According to the investigative update, all significant components of the helicopter were located within the wreckage area. Examination of the main and tail rotor assemblies found damage consistent with powered rotation at the time of impact. The initial point of impact consisted of highly fragmented cabin and cockpit debris.
The main wreckage was about 127 feet from the impact and consisted of the empennage/tailboom, both engines, avionics boxes, and portions of the cockpit instrument panel. The entire fuselage/cabin and both engines were subjected to a postcrash fire. The cockpit experienced extreme fragmentation. The instrument panel was destroyed, and most instruments were displaced from their panel mounts. Flight controls were fragmented and fire damaged.

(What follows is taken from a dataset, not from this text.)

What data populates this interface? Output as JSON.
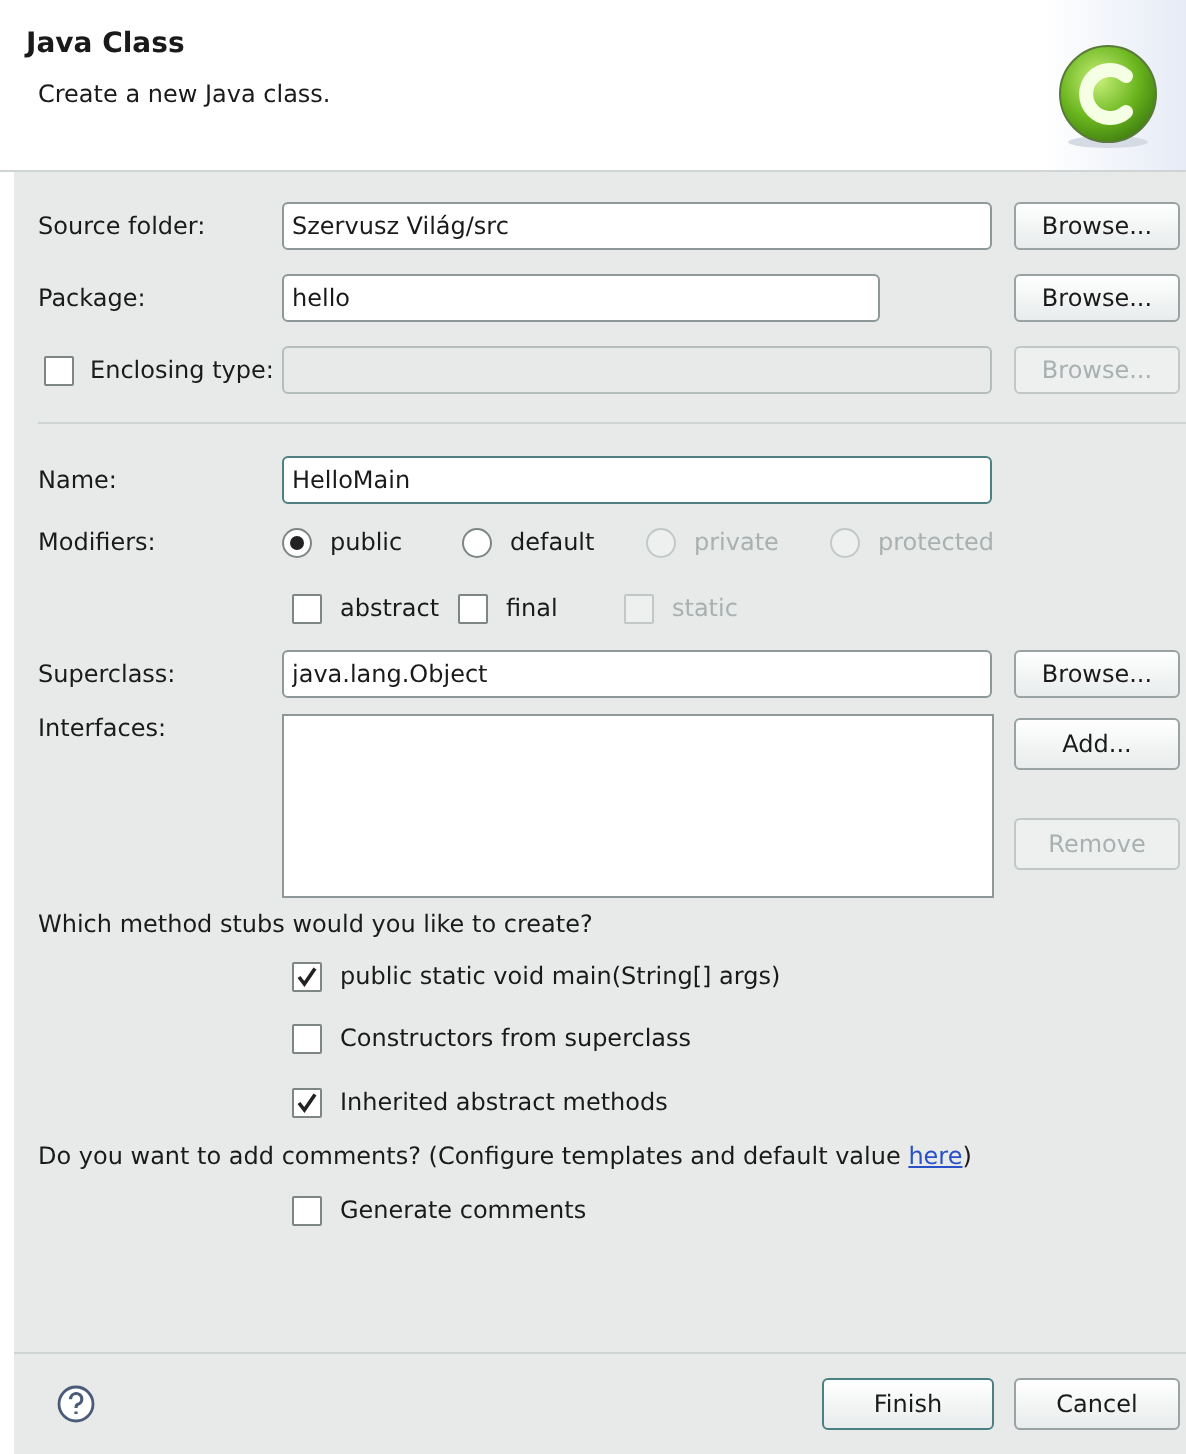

The helicopter was not equipped with a flight data recorder or cockpit voice recorder nor was it required to be for the accident flight. The NTSB has been issuing recommendations to the Federal Aviation Administration to require recorders on helicopters since 1999. Currently, safety recommendations A-13-12 and A-13-13 are the only open recommendations that address recorders in helicopters.
The helicopter operator, Island Express Helicopters, held an FAA Part 135 operating certificate ISHA094F, for on-demand VFR-only operations, since 1998 and conducted offshore oil industry support flights and charter flights. The company’s operations specifications document listed six helicopters including the accident aircraft: 1 SK-76A, 2 SK-76B, 2 AS-350-B2 and 1 AS-350-BA.
The investigative update includes a summary of the ATC and radar data, weather information as well as a summary of video and photos provided by witnesses depicting the weather at the time of the accident.
The information in the update is preliminary and subject to change as the NTSB’s investigation progresses. Analysis of the accident facts, along with conclusions and a determination of probable cause, will come at a later date when the final report on the investigation is completed. As such, no conclusions about how the incident happened should be drawn from the information contained within the investigative update.
The full investigative update is available at https://go.usa.gov/xd84a
Additional information about this investigation is available on the accident webpage: https://go.usa.gov/xd8ah.